Brief: Determine how many lines below contain the word "this", then state only that figure.

(Dataset rows for apps and sites)

/---

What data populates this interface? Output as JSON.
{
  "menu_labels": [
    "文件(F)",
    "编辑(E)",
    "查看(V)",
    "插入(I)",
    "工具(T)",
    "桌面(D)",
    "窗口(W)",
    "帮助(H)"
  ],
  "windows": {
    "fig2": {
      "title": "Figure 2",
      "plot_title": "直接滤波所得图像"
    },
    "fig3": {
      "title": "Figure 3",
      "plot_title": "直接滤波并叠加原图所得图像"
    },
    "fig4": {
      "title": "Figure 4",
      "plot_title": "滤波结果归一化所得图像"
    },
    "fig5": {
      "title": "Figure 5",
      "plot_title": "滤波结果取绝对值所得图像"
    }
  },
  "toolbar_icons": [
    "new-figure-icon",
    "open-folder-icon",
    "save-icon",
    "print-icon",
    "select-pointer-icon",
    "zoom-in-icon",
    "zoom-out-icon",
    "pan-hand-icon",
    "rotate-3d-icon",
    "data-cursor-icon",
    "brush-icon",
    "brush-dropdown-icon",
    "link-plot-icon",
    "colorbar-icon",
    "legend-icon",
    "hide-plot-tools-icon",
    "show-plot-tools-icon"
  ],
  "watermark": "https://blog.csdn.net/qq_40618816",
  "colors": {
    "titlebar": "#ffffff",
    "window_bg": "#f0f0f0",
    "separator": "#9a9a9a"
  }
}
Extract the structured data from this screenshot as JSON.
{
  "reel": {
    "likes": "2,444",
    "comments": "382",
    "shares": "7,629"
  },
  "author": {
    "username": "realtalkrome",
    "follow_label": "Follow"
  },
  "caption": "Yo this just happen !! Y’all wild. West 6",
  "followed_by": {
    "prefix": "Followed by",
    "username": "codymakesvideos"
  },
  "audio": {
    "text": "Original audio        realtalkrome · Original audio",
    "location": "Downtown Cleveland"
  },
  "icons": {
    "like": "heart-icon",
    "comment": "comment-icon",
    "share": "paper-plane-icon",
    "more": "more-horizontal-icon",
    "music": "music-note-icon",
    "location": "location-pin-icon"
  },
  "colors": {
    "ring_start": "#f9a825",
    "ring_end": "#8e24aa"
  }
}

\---

Result: 3